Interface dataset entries
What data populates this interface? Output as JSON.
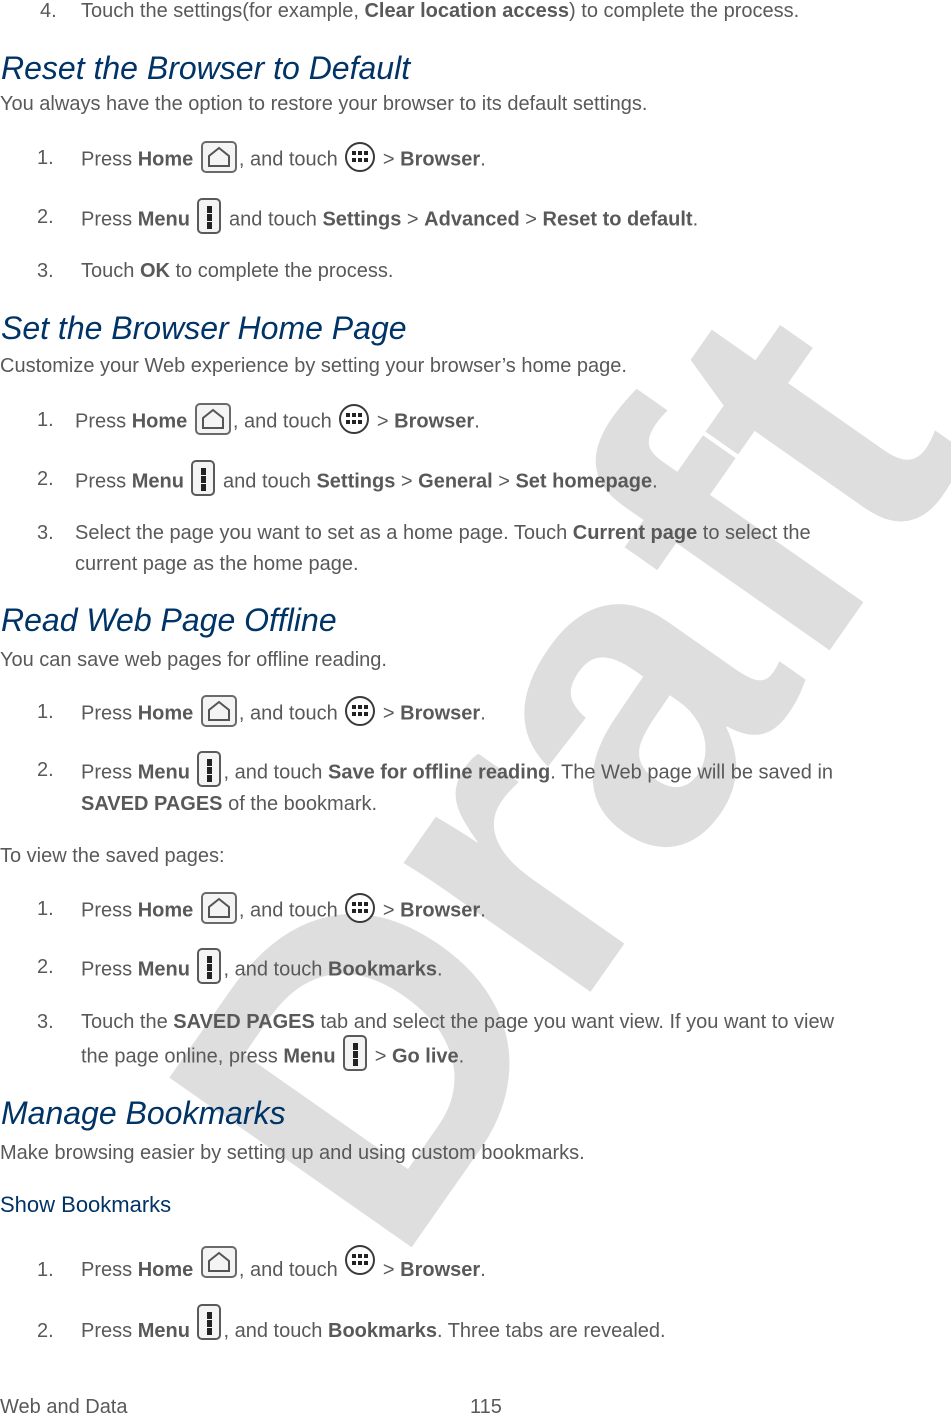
{
  "watermark": "Draft",
  "colors": {
    "heading": "#003366",
    "body": "#595959",
    "watermark": "#dedede"
  },
  "top_step": {
    "num": "4.",
    "pre": "Touch the settings(for example, ",
    "bold": "Clear location access",
    "post": ") to complete the process."
  },
  "sections": {
    "reset": {
      "title": "Reset the Browser to Default",
      "intro": "You always have the option to restore your browser to its default settings.",
      "steps": [
        {
          "num": "1.",
          "t1": "Press ",
          "b1": "Home",
          "t2": ", and touch ",
          "t3": " > ",
          "b2": "Browser",
          "t4": "."
        },
        {
          "num": "2.",
          "t1": "Press ",
          "b1": "Menu",
          "t2": " and touch ",
          "b2": "Settings",
          "t3": " > ",
          "b3": "Advanced",
          "t4": " > ",
          "b4": "Reset to default",
          "t5": "."
        },
        {
          "num": "3.",
          "t1": "Touch ",
          "b1": "OK",
          "t2": " to complete the process."
        }
      ]
    },
    "homepage": {
      "title": "Set the Browser Home Page",
      "intro": "Customize your Web experience by setting your browser’s home page.",
      "steps": [
        {
          "num": "1.",
          "t1": "Press ",
          "b1": "Home",
          "t2": ", and touch ",
          "t3": " > ",
          "b2": "Browser",
          "t4": "."
        },
        {
          "num": "2.",
          "t1": "Press ",
          "b1": "Menu",
          "t2": " and touch ",
          "b2": "Settings",
          "t3": " > ",
          "b3": "General",
          "t4": " > ",
          "b4": "Set homepage",
          "t5": "."
        },
        {
          "num": "3.",
          "t1": "Select the page you want to set as a home page. Touch ",
          "b1": "Current page",
          "t2": " to select the",
          "line2": "current page as the home page."
        }
      ]
    },
    "offline": {
      "title": "Read Web Page Offline",
      "intro": "You can save web pages for offline reading.",
      "steps": [
        {
          "num": "1.",
          "t1": "Press ",
          "b1": "Home",
          "t2": ", and touch ",
          "t3": " > ",
          "b2": "Browser",
          "t4": "."
        },
        {
          "num": "2.",
          "t1": "Press ",
          "b1": "Menu",
          "t2": ", and touch ",
          "b2": "Save for offline reading",
          "t3": ". The Web page will be saved in",
          "line2_bold": "SAVED PAGES",
          "line2_rest": " of the bookmark."
        }
      ],
      "view_intro": "To view the saved pages:",
      "view_steps": [
        {
          "num": "1.",
          "t1": "Press ",
          "b1": "Home",
          "t2": ", and touch ",
          "t3": " > ",
          "b2": "Browser",
          "t4": "."
        },
        {
          "num": "2.",
          "t1": "Press ",
          "b1": "Menu",
          "t2": ", and touch ",
          "b2": "Bookmarks",
          "t3": "."
        },
        {
          "num": "3.",
          "t1": "Touch the ",
          "b1": "SAVED PAGES",
          "t2": " tab and select the page you want view. If you want to view",
          "line2_pre": "the page online, press ",
          "line2_bold": "Menu",
          "line2_mid": " > ",
          "line2_bold2": "Go live",
          "line2_end": "."
        }
      ]
    },
    "bookmarks": {
      "title": "Manage Bookmarks",
      "intro": "Make browsing easier by setting up and using custom bookmarks.",
      "subtitle": "Show Bookmarks",
      "steps": [
        {
          "num": "1.",
          "t1": "Press ",
          "b1": "Home",
          "t2": ", and touch ",
          "t3": " > ",
          "b2": "Browser",
          "t4": "."
        },
        {
          "num": "2.",
          "t1": "Press ",
          "b1": "Menu",
          "t2": ", and touch ",
          "b2": "Bookmarks",
          "t3": ". Three tabs are revealed."
        }
      ]
    }
  },
  "footer": {
    "section": "Web and Data",
    "page": "115"
  }
}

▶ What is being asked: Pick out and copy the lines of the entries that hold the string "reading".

▶ Response area:
      "intro": "You can save web pages for offline reading.",
          "b2": "Save for offline reading",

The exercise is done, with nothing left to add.